As ceramiccollie pointed out, the error that Mr. Walker and so many others fall into is failing to realize that Tesla is creating a new market for a new class of product - a product that consumers don’t know they want, because it doesn’t exist yet. Focus groups and market research would have been useless to the inventors of railroads, automobiles, the internet or smartphones, because there was no way existing consumers could have any idea of the potential of these innovations.

This is not an original observation. To paraphrase Henry Ford, if he had performed market research before introducing the Model T, consumers would have told him that what they wanted was “faster horses.”

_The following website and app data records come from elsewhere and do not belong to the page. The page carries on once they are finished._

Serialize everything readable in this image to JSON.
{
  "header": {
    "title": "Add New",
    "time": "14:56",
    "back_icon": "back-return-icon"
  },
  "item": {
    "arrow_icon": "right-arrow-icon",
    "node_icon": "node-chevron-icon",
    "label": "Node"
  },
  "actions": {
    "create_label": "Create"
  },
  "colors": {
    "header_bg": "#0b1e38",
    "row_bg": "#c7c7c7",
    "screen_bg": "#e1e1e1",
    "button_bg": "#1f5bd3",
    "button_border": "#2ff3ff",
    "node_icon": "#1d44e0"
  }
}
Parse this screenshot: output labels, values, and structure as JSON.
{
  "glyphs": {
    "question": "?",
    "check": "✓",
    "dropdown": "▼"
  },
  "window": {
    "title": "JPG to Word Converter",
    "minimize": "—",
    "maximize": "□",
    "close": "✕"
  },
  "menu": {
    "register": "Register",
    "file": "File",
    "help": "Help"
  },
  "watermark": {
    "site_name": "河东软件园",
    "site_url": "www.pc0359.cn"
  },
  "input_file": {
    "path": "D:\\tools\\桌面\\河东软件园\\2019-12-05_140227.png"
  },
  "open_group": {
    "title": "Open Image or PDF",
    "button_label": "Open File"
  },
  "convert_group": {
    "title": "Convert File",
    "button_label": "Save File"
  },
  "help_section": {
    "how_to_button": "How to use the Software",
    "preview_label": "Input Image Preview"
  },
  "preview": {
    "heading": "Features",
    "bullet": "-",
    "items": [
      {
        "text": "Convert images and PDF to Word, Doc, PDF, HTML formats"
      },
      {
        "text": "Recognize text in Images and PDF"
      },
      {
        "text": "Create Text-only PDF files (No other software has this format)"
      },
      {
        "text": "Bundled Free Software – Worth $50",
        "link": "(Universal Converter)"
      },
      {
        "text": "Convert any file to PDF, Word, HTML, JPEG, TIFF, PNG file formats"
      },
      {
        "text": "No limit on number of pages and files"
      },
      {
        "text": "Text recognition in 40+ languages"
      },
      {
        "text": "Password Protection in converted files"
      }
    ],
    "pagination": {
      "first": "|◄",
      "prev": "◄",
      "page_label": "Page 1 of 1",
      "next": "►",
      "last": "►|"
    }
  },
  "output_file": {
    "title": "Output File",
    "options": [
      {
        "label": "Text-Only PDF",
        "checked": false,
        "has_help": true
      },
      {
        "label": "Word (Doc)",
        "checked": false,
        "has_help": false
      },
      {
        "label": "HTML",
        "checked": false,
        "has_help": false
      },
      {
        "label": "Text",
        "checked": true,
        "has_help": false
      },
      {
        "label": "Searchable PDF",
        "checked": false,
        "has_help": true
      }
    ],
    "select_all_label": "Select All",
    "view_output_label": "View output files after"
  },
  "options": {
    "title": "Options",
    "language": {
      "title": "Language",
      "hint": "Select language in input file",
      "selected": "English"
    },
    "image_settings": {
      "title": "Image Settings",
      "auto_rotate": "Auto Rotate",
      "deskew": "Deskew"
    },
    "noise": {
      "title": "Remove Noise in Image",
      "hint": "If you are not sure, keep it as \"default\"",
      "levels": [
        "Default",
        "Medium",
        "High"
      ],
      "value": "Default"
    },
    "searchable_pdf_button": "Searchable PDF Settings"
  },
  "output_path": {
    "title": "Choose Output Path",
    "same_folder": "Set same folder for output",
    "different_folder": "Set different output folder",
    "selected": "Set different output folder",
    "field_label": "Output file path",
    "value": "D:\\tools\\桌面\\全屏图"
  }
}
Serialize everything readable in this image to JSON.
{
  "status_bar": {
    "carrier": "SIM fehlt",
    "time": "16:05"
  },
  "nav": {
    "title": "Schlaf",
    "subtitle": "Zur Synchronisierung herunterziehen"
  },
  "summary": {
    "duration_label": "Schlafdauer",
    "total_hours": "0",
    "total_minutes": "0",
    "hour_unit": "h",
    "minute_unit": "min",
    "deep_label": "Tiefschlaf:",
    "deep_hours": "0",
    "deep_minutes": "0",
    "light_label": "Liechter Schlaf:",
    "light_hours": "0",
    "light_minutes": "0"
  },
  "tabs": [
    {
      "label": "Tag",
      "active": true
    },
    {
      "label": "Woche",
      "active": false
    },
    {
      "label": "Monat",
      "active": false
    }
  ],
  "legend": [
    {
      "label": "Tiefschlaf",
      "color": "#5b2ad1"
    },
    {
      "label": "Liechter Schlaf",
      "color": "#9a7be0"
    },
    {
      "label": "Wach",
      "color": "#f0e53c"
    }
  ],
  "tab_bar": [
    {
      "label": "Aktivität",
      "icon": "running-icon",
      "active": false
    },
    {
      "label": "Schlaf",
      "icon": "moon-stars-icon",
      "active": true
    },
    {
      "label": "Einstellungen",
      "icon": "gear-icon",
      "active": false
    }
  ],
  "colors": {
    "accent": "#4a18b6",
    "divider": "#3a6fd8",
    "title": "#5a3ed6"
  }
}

It’s also worth noting that Musk’s often-repeated assertion that he pays no attention to marketing or market research is debatable. True, the company buys no advertising, attends few auto shows, and bestows no free airfare, shrimp or cocktails on automotive journalists (the latter is surely a misguided policy). However, it does a fair amount of informal, behind-the-scenes marketing, and more important, it has an uncanny ability to generate constant free publicity. The Cybertruck’s shocking appearance itself can be seen as a form of marketing - it generated more discussion about the company than any amount of advertising could have done (and completely eclipsed GM’s ill-timed announcement of its own electric pickup). Elon Musk insists that he rarely thinks about marketing, but that hasn’t prevented legions of pundits from describing him, Zen-like, as a marketing genius.

Furthermore, Tesla may not sponsor focus groups or pay marketing consultants to conduct research, but that doesn’t mean Elon Musk isn't soliciting feedback about the kind of products Tesla should be making. Instead, he uses Twitter and thinks in terms of first principles. A legacy automaker might convene a focus group of paid participants in a stodgy conference room and ask: “What should we do to make our pickup trucks better than what our competitors are offering?” 

Above: Musk's "market research" differs from that of legacy automakers considering his nearly 30M Twitter followers (Twitter: K10)

In contrast, Musk asks millions on Twitter, "What would you love to see in a Tesla pickup truck? I have a few small things in mind but what do you think are small, but important nuances & what would be seriously next level?" When Medium/Twitter user K10 recently pointed this out, Musk responded, "This may sound crazy, but asking real people what they'd like in a product is a great way to meet their needs," and later added, "Huge thanks to everyone who contributed ideas to Cybertruck. It’s better because of you! ❤️❤️❤️"


Written by: Charles Morris; Source: Wall Street JournalReddit, Medium